Densho Digital Archive
Oregon Nikkei Endowment Collection
Title: Mae Hada Interview
Narrator: Mae Hada
Interviewer: Masako Hinatsu
Location: Hillsboro, Oregon
Date: June 18, 2003
Densho ID: denshovh-hmae_2-01-0007

<Begin Segment 7>

Masako H: So you met him in the assembly center. You dated.

Mae H: Uh-huh. They actually showed movies there, so we'd go see movies. He would play tennis with me, just to please me. I think he was more interested in other sports, but we'd play tennis and that was it. We worked. I have to tell you something humorous. Is this all right? My children used to say, "You only knew six months and you married him?" I said, "Listen, kids, I saw him every day." After we moved to Idaho, I saw him every day also. We're pretty concentrated, right, so I got to know him well. He got to know my mother and sister, and we did get married in Colorado later. He called me because he had work to do. You had to have a goal or go to school or have someone who would say, okay, here's a place to come to, to get out of Minidoka at the time. I'm ahead of myself, I know.

Masako H: What block did you live in, in Minidoka?

Mae H: I believe it was Block 43. And I forgot how many people were there, but they mostly were from Portland, Oregon, area and some from Southern Washington.

Masako H: And did you work in Minidoka?

Mae H: Yes. I wasn't worth much. I played, I worked for the, I said played because it was mostly for fun. What would you call it. All of a sudden, see, I just don't seem to come up with the right words, but I did have work to do. I got enough money to get extra things that the people had desires for. They had a little store in camps.

Masako H: So how long did John stay in camp too?

Mae H: Let's see. He didn't stay long because he was able to get work quickly through writing letters and so on, connections he had in Midwest. So he called me from Denver, and that's where we were married. And subsequently, he worked in Iowa, Michigan, another state, I can't remember, but we did travel some during the war. And when Mr. Hughes, and they were in contact. He says, "Now you can come back. I want you to come back and sex here in Oregon." He already had a house ready for us, so that made it very smooth. By then, I had three kids.

Masako H: So you traveled because of his job, sex, chick sexing?

Mae H: Yes. And we were fortunate to have this friend who said, "Well, Granddad's gone out of this house. You can stay in his house," and so we had a place to come to which made it very nice.

Masako H: How long did you stay in Detroit?

Mae H: Well, let's see. I think two, three years, uh-huh. My sister was able to finish her high school by then, you know, after a couple of years. And so it must have been about three years.

Masako H: And how about your dad? He was still in the Justice camp?

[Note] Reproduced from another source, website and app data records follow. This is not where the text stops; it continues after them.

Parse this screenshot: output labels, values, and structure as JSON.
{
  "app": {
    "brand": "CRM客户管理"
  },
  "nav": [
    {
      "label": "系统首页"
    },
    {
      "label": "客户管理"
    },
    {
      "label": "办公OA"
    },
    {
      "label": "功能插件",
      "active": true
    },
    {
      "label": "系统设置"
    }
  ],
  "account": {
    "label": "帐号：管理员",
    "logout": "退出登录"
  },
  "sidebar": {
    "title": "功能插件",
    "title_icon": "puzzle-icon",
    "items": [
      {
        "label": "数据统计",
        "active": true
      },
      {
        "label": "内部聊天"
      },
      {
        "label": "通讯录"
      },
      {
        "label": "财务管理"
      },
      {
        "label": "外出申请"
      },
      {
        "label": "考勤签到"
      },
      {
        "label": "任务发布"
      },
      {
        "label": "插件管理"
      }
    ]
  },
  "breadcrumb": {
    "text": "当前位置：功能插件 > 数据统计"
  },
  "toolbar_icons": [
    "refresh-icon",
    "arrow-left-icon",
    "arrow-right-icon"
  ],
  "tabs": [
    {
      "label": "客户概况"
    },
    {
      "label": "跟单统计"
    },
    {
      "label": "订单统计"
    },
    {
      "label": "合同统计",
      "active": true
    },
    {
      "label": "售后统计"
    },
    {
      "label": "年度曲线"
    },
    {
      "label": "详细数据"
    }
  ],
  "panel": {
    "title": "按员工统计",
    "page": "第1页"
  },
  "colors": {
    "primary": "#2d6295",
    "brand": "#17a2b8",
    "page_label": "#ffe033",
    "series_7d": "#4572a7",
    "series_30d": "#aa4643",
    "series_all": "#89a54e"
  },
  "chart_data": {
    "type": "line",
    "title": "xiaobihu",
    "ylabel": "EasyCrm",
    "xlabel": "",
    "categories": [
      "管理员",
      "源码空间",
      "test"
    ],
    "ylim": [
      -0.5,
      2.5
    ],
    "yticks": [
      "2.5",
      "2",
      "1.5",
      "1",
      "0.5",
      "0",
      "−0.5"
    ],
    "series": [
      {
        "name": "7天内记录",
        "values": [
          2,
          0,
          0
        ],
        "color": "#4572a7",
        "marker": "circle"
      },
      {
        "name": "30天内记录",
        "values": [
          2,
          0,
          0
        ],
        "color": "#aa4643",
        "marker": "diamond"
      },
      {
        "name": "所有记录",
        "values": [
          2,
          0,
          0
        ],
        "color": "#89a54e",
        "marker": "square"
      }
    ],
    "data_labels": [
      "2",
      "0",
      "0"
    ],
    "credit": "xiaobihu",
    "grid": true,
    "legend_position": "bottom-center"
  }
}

Mae H: He was there in the shop that John found for him. He bought a place where someone had passed away or moved away, so it was already set up for a cleaning business and took in cleaning. And as I said, he did alterations. And as I recall, it was a different neighborhood from where we lived. And so my dad was fortunate that John would set him up like that. Soon afterwards, we moved out of the house, and we left my folks there and my sister there, uh-huh, but they were okay.

Masako H: So then that is the reason why you came back to Hillsboro?

Mae H: Because Howard asked us to come back to Hillsboro, uh-huh.

Masako H: How many children do you have?

Mae H: I have four. One was born here after we came back here.

Masako H: Can you name them? There's your oldest son.

Mae H: Ronald and Judy, Laura, and Victor.

Masako H: And Ronald was born in Detroit?

Mae H: Yes, uh-huh, so was Judy. Ronny was born in Colorado. That's where we were married, yes. We lived with relatives for a while in Colorado.

<End Segment 7> - Copyright © 2003 Oregon Nikkei Endowment and Densho. All Rights Reserved.